It was there that he fought and killed the demon Putana, and tamed the serpent Kaliya, thus acting as the divine protector of Vrindavan. He slew Kansa upon his return to Mathura as a young man and installed Ugrasena as the rightful king, and became a leading prince at the court. He married Rukmini, princess of Vidharbha and became close friends with Arjuna, and the other Pandava princes.
Krishna: A study based on Mahabharata, is Nagesh Sonde’s paean to one of the most beloved of all Indian deities, as observed through the prism of the Mahabharata. An Indian religious philosopher, Mr. Sonde has authored more than 30 books on philosophical and religious subjects. In the present volume, he turns his prodigious learning upon Krishna, the impact he has had upon Indian cultural and religious thought, and his place in the pantheon of the immortals. The majority of the book is a retelling of the Mahabharata, while the latter chapters serve as a metaphysical exposition of Krishna’s various forms and divine essence. Of all Indian deities, Krishna has had the most far-reaching influence upon Indian tradition-and even beyond. A complex, luminous deity, the author contends that ‘Krishna cannot be known through study, intellect or through much listening, but only to him whom he chooses He reveals his true form.’
Culled in part from puranic legends, and from various Indian philosophical and religious treatises, the book offers a glimpse into the life of perhaps the most colourful deity of the Hindu religious tradition, whose impact upon Indian religious and cultural polity has extended over millennia and continues to grow stronger with the passage of time.

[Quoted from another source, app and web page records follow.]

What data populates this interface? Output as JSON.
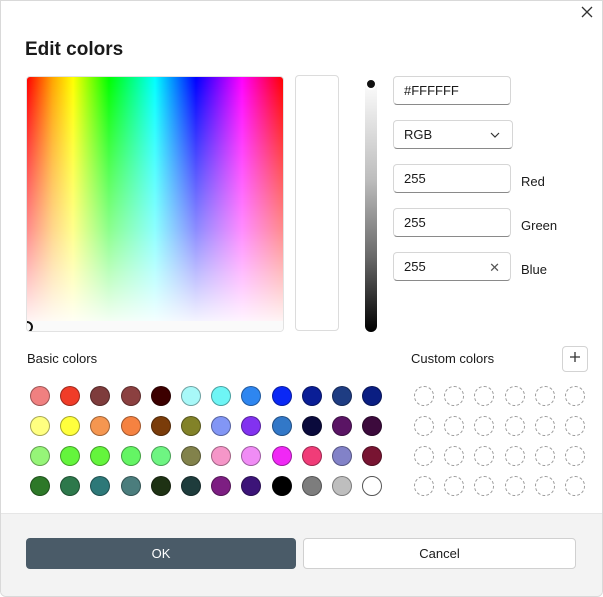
{
  "dialog": {
    "title": "Edit colors",
    "close_icon": "close-icon"
  },
  "color": {
    "hex_value": "#FFFFFF",
    "mode": "RGB",
    "red": "255",
    "green": "255",
    "blue": "255",
    "red_label": "Red",
    "green_label": "Green",
    "blue_label": "Blue"
  },
  "basic_colors": {
    "label": "Basic colors",
    "rows": [
      [
        "#f08080",
        "#f03c28",
        "#7e3c3c",
        "#8b4040",
        "#3c0000",
        "#a8f8f8",
        "#6ef5f5",
        "#2e86f0",
        "#0a28f5",
        "#0a1e96",
        "#1e3c82",
        "#0a1e82"
      ],
      [
        "#ffff80",
        "#ffff3c",
        "#f59650",
        "#f58241",
        "#7a3c0a",
        "#828228",
        "#8296f5",
        "#8232f0",
        "#3278c8",
        "#0a0a3c",
        "#5a1464",
        "#3c0a3c"
      ],
      [
        "#96f578",
        "#64f53c",
        "#64f53c",
        "#64f564",
        "#6ef582",
        "#82824b",
        "#f596c8",
        "#f08cf5",
        "#f028f5",
        "#f03c78",
        "#8282c8",
        "#781432"
      ],
      [
        "#2d7828",
        "#2d784b",
        "#2d7878",
        "#4b7d7d",
        "#1e3214",
        "#1e3c3c",
        "#7d1e82",
        "#3c1478",
        "#000000",
        "#7d7d7d",
        "#bebebe",
        "#ffffff"
      ]
    ]
  },
  "custom_colors": {
    "label": "Custom colors",
    "add_icon": "plus-icon",
    "slots_per_row": 6,
    "rows": 4
  },
  "buttons": {
    "ok": "OK",
    "cancel": "Cancel"
  },
  "colors": {
    "primary_button": "#4a5b68",
    "footer_bg": "#f3f3f3"
  }
}
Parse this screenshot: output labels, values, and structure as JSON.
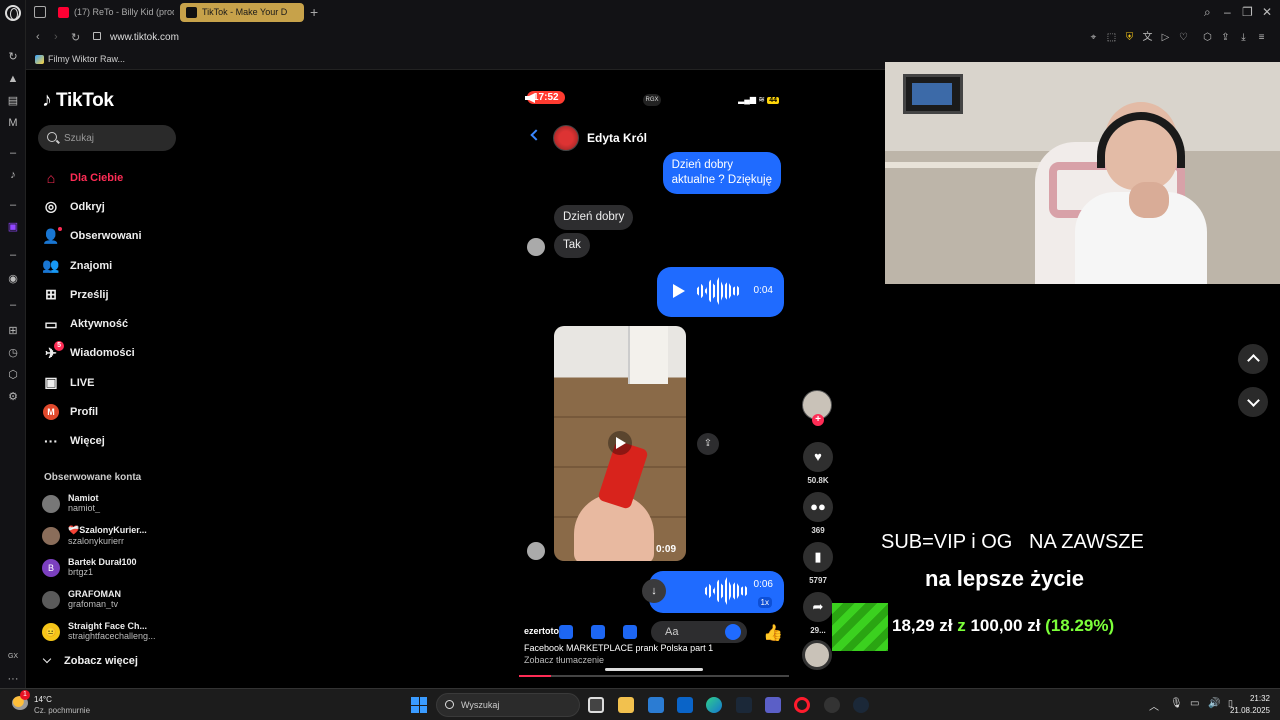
{
  "browser": {
    "tabs": [
      {
        "label": "(17) ReTo - Billy Kid (prod",
        "favicon_color": "#ff0033",
        "active": false
      },
      {
        "label": "TikTok - Make Your D",
        "favicon_color": "#111111",
        "active": true
      }
    ],
    "url": "www.tiktok.com",
    "bookmark": "Filmy Wiktor Raw..."
  },
  "tiktok": {
    "logo": "TikTok",
    "search_placeholder": "Szukaj",
    "menu": [
      {
        "label": "Dla Ciebie",
        "icon": "home-icon",
        "glyph": "⌂"
      },
      {
        "label": "Odkryj",
        "icon": "compass-icon",
        "glyph": "◎"
      },
      {
        "label": "Obserwowani",
        "icon": "following-icon",
        "glyph": "👤"
      },
      {
        "label": "Znajomi",
        "icon": "friends-icon",
        "glyph": "👥"
      },
      {
        "label": "Prześlij",
        "icon": "upload-icon",
        "glyph": "⊞"
      },
      {
        "label": "Aktywność",
        "icon": "activity-icon",
        "glyph": "▭"
      },
      {
        "label": "Wiadomości",
        "icon": "messages-icon",
        "glyph": "✈",
        "badge": "5"
      },
      {
        "label": "LIVE",
        "icon": "live-icon",
        "glyph": "▣"
      },
      {
        "label": "Profil",
        "icon": "profile-avatar",
        "glyph": "M"
      },
      {
        "label": "Więcej",
        "icon": "more-icon",
        "glyph": "···"
      }
    ],
    "following_header": "Obserwowane konta",
    "following": [
      {
        "name": "Namiot",
        "user": "namiot_",
        "av": ""
      },
      {
        "name": "❤️‍🩹SzalonyKurier...",
        "user": "szalonykurierr",
        "av": ""
      },
      {
        "name": "Bartek Durał100",
        "user": "brtgz1",
        "av": "B"
      },
      {
        "name": "GRAFOMAN",
        "user": "grafoman_tv",
        "av": ""
      },
      {
        "name": "Straight Face Ch...",
        "user": "straightfacechalleng...",
        "av": "😐"
      }
    ],
    "see_more": "Zobacz więcej"
  },
  "video": {
    "time": "17:52",
    "rgx": "RGX",
    "battery": "44",
    "chat_name": "Edyta Król",
    "msg_out_1": "Dzień dobry\naktualne ? Dziękuję",
    "msg_in_1": "Dzień dobry",
    "msg_in_2": "Tak",
    "voice_1_dur": "0:04",
    "clip_dur": "0:09",
    "voice_2_dur": "0:06",
    "voice_2_speed": "1x",
    "composer_placeholder": "Aa",
    "author": "ezertoto",
    "description": "Facebook MARKETPLACE prank Polska part 1",
    "translate": "Zobacz tłumaczenie",
    "progress": 0.12
  },
  "actions": {
    "likes": "50.8K",
    "comments": "369",
    "saves": "5797",
    "shares": "29..."
  },
  "overlay": {
    "line1": "SUB=VIP i OG   NA ZAWSZE",
    "line2": "na lepsze życie",
    "amount_current": "18,29 zł",
    "amount_sep": "z",
    "amount_goal": "100,00 zł",
    "amount_pct": "(18.29%)"
  },
  "taskbar": {
    "temp": "14°C",
    "condition": "Cz. pochmurnie",
    "weather_badge": "1",
    "search": "Wyszukaj",
    "time": "21:32",
    "date": "21.08.2025"
  }
}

(Nagesh D Sonde, 318, Raheja Crest3,Link Road Andheri (West), Mumbai-400 053, e-mail:[email protected])